  • The convergence and strengthening of EAS activities by different agencies should be done. Under different schemes, capacity development programmes are being organized in randomly selected villages, that can lead to overlap of inputs distributed. Similarly, the programs with monitoring and follow-up can result in large outcomes.

 Piggery Farmer Field School organized by ICAR-NRC on Pig at Kamrup District, Assam

  • In North Eastern India, tribal women play a major role in the backyard pig rearing system. Therefore, gender specific sensitization programs will be required for their empowerment, in which female extension professionals have an important role to play. One of the suggestions would be to include female resource persons with proficiency in local language to encourage them to come forward for initiating and continuing piggery-based entrepreneurship.
  • In recent years, group-based EAS has received tremendous acceptance in agriculture and livestock sector. Establishment of Farmer Producer Organizations for improving the bargaining power of smallholders can strengthen piggery value chain. In the piggery sector there is requirement for development and nurture of more FPOs for ensuring sustainability.

The role of EAS in piggery can be more effectively performed by extension professionals with education in animal science. The limited number of such qualified persons in the pig-dominated areas, demands others from different academic backgrounds, including basic sciences, to perform this task and may create some gaps in transfer of knowledge and skills.

Awareness camp organized at Baksa District, Assam by ICAR-NRC on Pig

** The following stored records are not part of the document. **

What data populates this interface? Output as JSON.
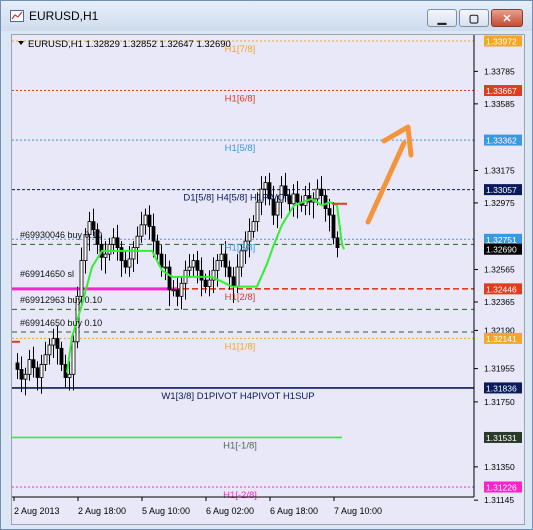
{
  "window": {
    "title": "EURUSD,H1"
  },
  "symbol_info": "EURUSD,H1  1.32829 1.32852 1.32647 1.32690",
  "price_axis": {
    "ticks": [
      "1.33785",
      "1.33585",
      "1.33175",
      "1.32975",
      "1.32565",
      "1.32365",
      "1.32190",
      "1.31955",
      "1.31750",
      "1.31350",
      "1.31145"
    ]
  },
  "price_tags": [
    {
      "price": 1.33972,
      "label": "1.33972",
      "color": "#f5a623"
    },
    {
      "price": 1.33667,
      "label": "1.33667",
      "color": "#e03c1e"
    },
    {
      "price": 1.33362,
      "label": "1.33362",
      "color": "#3a98e0"
    },
    {
      "price": 1.33057,
      "label": "1.33057",
      "color": "#0a1a5a"
    },
    {
      "price": 1.32751,
      "label": "1.32751",
      "color": "#3a98e0"
    },
    {
      "price": 1.3269,
      "label": "1.32690",
      "color": "#000000"
    },
    {
      "price": 1.32446,
      "label": "1.32446",
      "color": "#e03c1e"
    },
    {
      "price": 1.32141,
      "label": "1.32141",
      "color": "#f5a623"
    },
    {
      "price": 1.31836,
      "label": "1.31836",
      "color": "#0a1a5a"
    },
    {
      "price": 1.31531,
      "label": "1.31531",
      "color": "#2a3a2a"
    },
    {
      "price": 1.31226,
      "label": "1.31226",
      "color": "#ff22cc"
    }
  ],
  "level_labels": [
    {
      "text": "H1[7/8]",
      "price": 1.33972,
      "color": "#f5a623"
    },
    {
      "text": "H1[6/8]",
      "price": 1.33667,
      "color": "#e03c1e"
    },
    {
      "text": "H1[5/8]",
      "price": 1.33362,
      "color": "#3a98e0"
    },
    {
      "text": "D1[5/8] H4[5/8] H1PIVOT",
      "price": 1.33057,
      "color": "#0a1a5a"
    },
    {
      "text": "H1[3/8]",
      "price": 1.32751,
      "color": "#3a98e0"
    },
    {
      "text": "H1[2/8]",
      "price": 1.32446,
      "color": "#e03c1e"
    },
    {
      "text": "H1[1/8]",
      "price": 1.32141,
      "color": "#f5a623"
    },
    {
      "text": "W1[3/8] D1PIVOT H4PIVOT H1SUP",
      "price": 1.31836,
      "color": "#0a1a5a"
    },
    {
      "text": "H1[-1/8]",
      "price": 1.31531,
      "color": "#556655"
    },
    {
      "text": "H1[-2/8]",
      "price": 1.31226,
      "color": "#ff22cc"
    }
  ],
  "orders": [
    {
      "text": "#69930046 buy 0.10"
    },
    {
      "text": "#69914650 sl"
    },
    {
      "text": "#69912963 buy 0.10"
    },
    {
      "text": "#69914650 buy 0.10"
    }
  ],
  "time_axis": {
    "labels": [
      "2 Aug 2013",
      "2 Aug 18:00",
      "5 Aug 10:00",
      "6 Aug 02:00",
      "6 Aug 18:00",
      "7 Aug 10:00"
    ]
  },
  "colors": {
    "background": "#e8e8f8",
    "candles": "#000000",
    "trailing_line": "#33ee33",
    "arrow": "#f5943a"
  }
}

  • The value chain-based extension approach should be practiced instead of adopting the traditional way of EAS focusing only on production for overall development of piggery sub-sector.
  • Group-based learning approaches such as Farmer Field Schools (FFS), adopted by many South Asian countries since long in the crop sector, can be implemented for encouraging more participation and learning by women farmers and smallholders. The guidelines provided by FAO in organizing FFSs for small scale livestock producers elaborates on the flexible approach of group-based learning through FFS (FAO 2018).


With population growing, increased per capita income, urbanization and changes in lifestyle and food habits, the demand for meat and meat products are also rising in India. Therefore, the food supply chain has to be strengthened, including pork value chain, to cope with this scenario. To ensure sustainability of production, the piggery sector needs further attention from both policymakers and field practitioners. By empowering pig producers and other actors in the pig or pork value chain, we can uplift the piggery sector of India for livelihood and nutritional security.

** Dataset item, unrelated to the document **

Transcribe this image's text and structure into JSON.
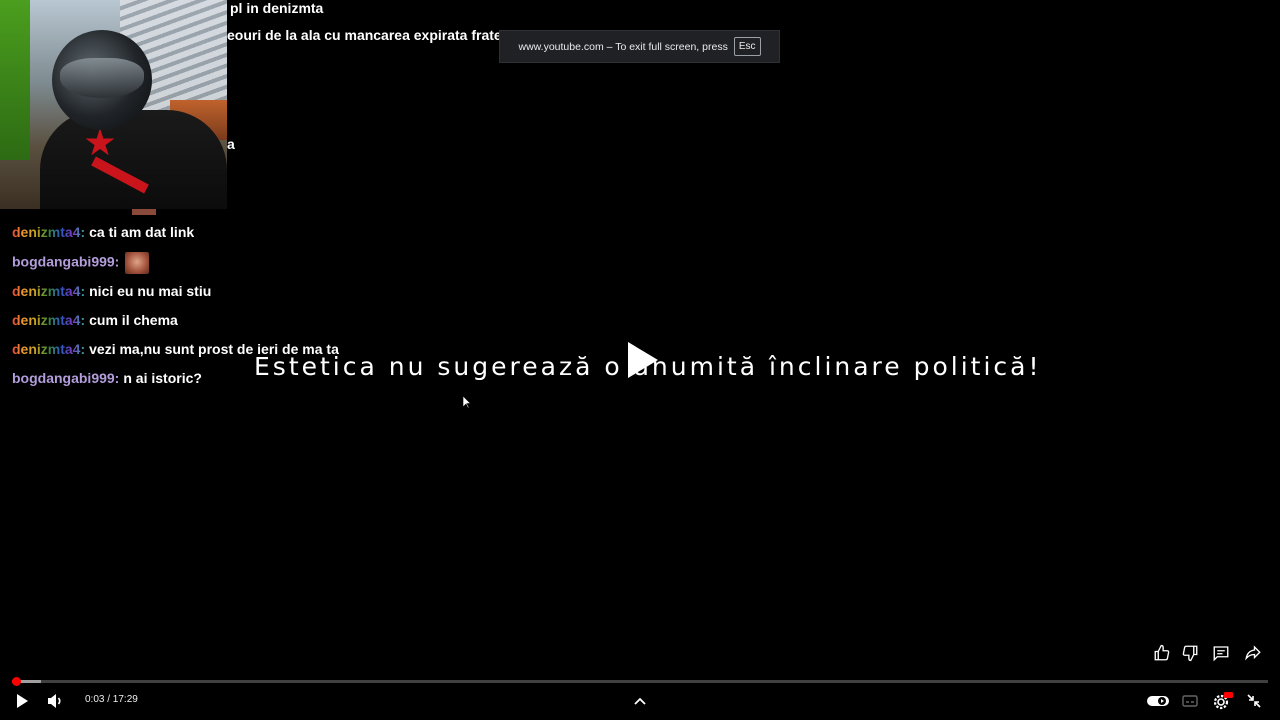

APEDA. 2021. Export of other meat. Agricultural and Processed Food Products Export Development Authority, Government of India. apedawebsite /SubHead _Products/Other_Meat.htm

Deka RP, Bayan B, Baltenweck I and Grace D. 2019. Mapping of pork value chain actors in selected districts of Assam. Nairobi, Kenya: ILRI.

FAO. 2018. Farmer field schools for small-scale livestock producers – A guide for decision makers on improving livelihoods. FAO Animal Production and Health Guidelines No. 20. Rome: FAO. 56 pp. Farmer field schools for small-scale livestock producers (

Mahak S, Talimoa M and Rajkhowa DJ. 2020. A way forward for revitalizing pig farming in Nagaland. Indian Farming 70(6): 23–26.

Thomas R, Singh V and Gupta VK. 2021. Current status and development prospects of India’s pig industry. Indian Journal of Animal Sciences 91(4):255–268.

20th Livestock Census 2019. All India Report. Available at /filess /20th%20Livestock% 20census2019% 20All%20India%20Repor t_0.pdf

Dr Misha Madhavan M, Scientist (Agricultural Extension), ICAR-National Research Centre on Pig, Rani, Guwahati, Assam-781131. She can be reached at

 Dr N H Mohan, Principal Scientist (Animal Physiology), ICAR-National Research Centre on Pig, Rani, Guwahati, Assam-781131. He can be contacted at


 Dr. V. K. Gupta, Director, ICAR-National Research Centre on Pig, Rani, Guwahati, Assam-781131. He can be contacted at